Congress approved landmark legislation and President Barack Obama signed it on June 22, 2009 giving the U.S. Food and Drug Administration (FDA) comprehensive authority to regulate the manufacturing, sale, marketing and distribution of tobacco products in the United States. This legislation was the culmination of extensive efforts from a broad range of tobacco control, public health and scientific organizations over more than a decade and is one of the most significant events in tobacco control history. The law provides unprecedented authority to this federal health agency to regulate tobacco products in numerous ways that have previously been unavailable; the lack of previous regulatory authority resulted in numerous deceptions by tobacco companies including the fraud of “light” cigarettes being marketed as less harmful than other cigarettes. This law provides specific power to the U.S. government to reduce the tremendous toll of death and disease caused by tobacco products.

This session will: 1) address the history of efforts to regulate tobacco products in the U.S., 2) provide unique insights into the complex legislative process that ultimately produced the law, 3) provide details regarding key legal issues pertaining to implementing the law, 4) share creative ways that states and communities can participate in the regulatory process and discuss examples of new opportunities resulting from the law, and 5) consider key research questions that should be studied to inform the regulatory process. A Senior Official from FDA will be invited to participate and discuss their plans to implement this comprehensive new tobacco control law.
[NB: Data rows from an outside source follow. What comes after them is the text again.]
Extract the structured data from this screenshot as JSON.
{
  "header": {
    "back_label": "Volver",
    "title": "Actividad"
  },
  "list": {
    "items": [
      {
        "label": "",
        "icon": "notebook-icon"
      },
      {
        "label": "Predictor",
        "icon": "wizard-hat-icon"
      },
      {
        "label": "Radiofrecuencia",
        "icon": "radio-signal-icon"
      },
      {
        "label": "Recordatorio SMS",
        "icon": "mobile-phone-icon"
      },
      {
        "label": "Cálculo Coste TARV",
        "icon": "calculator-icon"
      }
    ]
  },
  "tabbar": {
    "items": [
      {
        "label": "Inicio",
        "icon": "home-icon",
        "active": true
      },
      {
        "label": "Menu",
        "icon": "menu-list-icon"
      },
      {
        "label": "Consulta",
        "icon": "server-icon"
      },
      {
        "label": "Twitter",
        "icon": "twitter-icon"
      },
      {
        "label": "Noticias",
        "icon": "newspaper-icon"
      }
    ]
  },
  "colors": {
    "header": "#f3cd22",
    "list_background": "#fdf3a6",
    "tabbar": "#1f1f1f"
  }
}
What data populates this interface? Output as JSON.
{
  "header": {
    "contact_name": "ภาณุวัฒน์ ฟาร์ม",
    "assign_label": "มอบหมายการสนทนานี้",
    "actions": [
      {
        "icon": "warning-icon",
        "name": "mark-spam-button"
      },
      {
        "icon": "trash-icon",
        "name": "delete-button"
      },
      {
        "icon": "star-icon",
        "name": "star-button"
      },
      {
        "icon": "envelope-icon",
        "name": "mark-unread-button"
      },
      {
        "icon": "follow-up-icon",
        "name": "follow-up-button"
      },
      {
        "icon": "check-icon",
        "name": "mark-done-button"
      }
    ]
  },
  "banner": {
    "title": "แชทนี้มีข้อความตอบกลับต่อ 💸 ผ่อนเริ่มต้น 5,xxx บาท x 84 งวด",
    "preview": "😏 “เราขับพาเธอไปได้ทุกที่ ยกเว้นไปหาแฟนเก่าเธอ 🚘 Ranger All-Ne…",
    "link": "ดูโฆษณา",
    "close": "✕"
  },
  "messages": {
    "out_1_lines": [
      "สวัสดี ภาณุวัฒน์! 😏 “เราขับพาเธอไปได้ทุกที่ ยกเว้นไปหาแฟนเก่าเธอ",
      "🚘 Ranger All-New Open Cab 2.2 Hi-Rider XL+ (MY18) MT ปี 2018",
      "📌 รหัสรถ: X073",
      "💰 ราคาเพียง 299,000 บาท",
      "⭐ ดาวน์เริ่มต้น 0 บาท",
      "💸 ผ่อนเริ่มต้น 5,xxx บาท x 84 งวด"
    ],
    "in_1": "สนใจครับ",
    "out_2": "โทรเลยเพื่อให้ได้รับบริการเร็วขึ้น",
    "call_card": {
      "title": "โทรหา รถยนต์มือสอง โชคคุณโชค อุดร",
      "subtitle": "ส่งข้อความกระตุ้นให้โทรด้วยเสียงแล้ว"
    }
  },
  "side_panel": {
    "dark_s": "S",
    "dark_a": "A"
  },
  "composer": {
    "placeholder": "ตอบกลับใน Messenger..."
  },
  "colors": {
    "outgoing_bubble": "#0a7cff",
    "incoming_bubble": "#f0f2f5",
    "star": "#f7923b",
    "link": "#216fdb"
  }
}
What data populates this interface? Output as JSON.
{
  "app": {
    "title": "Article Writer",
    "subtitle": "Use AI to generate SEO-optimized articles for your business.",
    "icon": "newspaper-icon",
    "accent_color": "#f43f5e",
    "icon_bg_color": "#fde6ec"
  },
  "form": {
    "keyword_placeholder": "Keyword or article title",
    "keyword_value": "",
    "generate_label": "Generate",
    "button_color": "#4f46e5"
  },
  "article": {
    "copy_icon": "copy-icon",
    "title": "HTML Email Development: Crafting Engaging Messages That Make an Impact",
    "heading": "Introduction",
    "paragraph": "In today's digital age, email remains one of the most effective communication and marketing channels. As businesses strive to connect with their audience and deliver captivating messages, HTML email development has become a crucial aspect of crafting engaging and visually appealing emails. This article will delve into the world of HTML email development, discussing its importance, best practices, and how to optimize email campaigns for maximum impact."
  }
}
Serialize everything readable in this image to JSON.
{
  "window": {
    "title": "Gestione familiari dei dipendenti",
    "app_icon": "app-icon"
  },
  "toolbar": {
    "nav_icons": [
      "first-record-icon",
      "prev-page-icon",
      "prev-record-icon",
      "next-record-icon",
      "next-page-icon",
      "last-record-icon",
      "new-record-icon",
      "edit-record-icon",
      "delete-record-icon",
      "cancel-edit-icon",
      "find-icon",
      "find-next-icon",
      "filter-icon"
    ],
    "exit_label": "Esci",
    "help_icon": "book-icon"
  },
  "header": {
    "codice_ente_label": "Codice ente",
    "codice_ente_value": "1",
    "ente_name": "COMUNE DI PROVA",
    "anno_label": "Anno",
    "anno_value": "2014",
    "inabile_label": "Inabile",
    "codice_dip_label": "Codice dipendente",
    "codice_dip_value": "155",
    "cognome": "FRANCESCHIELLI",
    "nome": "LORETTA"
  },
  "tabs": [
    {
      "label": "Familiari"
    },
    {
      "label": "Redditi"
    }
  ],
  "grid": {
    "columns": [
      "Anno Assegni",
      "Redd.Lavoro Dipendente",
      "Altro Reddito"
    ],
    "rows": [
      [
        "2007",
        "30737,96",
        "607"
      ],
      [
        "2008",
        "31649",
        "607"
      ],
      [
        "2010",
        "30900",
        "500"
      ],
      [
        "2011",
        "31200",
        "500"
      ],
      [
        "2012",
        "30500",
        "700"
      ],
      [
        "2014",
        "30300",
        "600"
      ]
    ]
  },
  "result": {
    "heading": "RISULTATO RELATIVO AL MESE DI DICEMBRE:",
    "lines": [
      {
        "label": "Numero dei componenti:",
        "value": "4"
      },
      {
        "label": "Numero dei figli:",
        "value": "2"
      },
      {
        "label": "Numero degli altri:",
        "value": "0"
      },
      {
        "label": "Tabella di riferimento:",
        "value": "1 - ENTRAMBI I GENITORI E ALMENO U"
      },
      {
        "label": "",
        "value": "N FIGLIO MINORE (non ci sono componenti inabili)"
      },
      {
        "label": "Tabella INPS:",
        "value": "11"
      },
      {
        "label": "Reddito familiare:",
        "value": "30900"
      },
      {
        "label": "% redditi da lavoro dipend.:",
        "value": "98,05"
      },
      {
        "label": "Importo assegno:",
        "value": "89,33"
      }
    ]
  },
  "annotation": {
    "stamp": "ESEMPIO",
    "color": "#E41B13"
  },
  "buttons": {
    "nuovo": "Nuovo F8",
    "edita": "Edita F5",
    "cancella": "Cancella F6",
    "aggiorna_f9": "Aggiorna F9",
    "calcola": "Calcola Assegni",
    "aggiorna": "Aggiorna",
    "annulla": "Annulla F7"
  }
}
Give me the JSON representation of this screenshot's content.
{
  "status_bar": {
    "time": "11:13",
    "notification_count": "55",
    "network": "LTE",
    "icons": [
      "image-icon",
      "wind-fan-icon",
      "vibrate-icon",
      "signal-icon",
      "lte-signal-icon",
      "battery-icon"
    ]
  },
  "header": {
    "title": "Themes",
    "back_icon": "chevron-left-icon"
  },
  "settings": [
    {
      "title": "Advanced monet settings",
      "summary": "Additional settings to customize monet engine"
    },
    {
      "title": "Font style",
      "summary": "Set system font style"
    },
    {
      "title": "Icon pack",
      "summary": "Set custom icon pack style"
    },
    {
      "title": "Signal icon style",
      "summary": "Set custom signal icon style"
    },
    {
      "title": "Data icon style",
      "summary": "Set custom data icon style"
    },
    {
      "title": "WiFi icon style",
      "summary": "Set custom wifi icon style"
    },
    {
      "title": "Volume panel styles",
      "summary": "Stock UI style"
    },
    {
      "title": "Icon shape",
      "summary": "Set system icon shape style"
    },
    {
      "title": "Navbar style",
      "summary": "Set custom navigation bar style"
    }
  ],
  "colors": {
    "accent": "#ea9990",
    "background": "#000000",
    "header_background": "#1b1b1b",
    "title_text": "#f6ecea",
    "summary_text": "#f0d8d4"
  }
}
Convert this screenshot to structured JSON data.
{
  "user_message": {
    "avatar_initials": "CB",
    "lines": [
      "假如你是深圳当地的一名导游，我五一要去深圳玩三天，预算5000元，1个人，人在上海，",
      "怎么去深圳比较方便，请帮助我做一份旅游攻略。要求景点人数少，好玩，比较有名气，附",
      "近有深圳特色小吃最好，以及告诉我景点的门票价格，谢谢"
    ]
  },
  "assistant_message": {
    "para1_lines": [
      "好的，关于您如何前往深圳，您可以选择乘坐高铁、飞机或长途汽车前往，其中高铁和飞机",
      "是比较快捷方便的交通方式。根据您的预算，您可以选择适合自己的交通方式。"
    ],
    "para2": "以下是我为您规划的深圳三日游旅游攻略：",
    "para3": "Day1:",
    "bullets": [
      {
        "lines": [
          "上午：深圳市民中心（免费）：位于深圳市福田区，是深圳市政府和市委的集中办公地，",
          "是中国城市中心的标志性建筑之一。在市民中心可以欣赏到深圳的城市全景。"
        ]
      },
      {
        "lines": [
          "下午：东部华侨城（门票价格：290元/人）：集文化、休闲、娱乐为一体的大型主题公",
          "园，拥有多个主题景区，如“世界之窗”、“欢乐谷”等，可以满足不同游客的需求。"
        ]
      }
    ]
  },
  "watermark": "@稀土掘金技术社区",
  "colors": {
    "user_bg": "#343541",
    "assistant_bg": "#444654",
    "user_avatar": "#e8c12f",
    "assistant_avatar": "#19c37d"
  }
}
Learning Objectives:
1. Describe the new law to regulate tobacco products. 2. List 3 key issues involved in passing the legislation 3. Describe new opportunities for tobacco control efforts. 4. Discuss current plans by FDA staff to implement this landmark legislation, 5. Describe how to participate in the process 6. Discuss what lessons can be learned to inform efforts to adopt and enact important legislation on other complicated public health topics.

Presenting author's disclosure statement:

Qualified on the content I am responsible for because: I manage a grant portfolio that is conducting relevant research to inform the field on these subjects.
Any relevant financial relationships? No

I agree to comply with the American Public Health Association Conflict of Interest and Commercial Support Guidelines, and to disclose to the participants any off-label or experimental uses of a commercial product or service discussed in my presentation.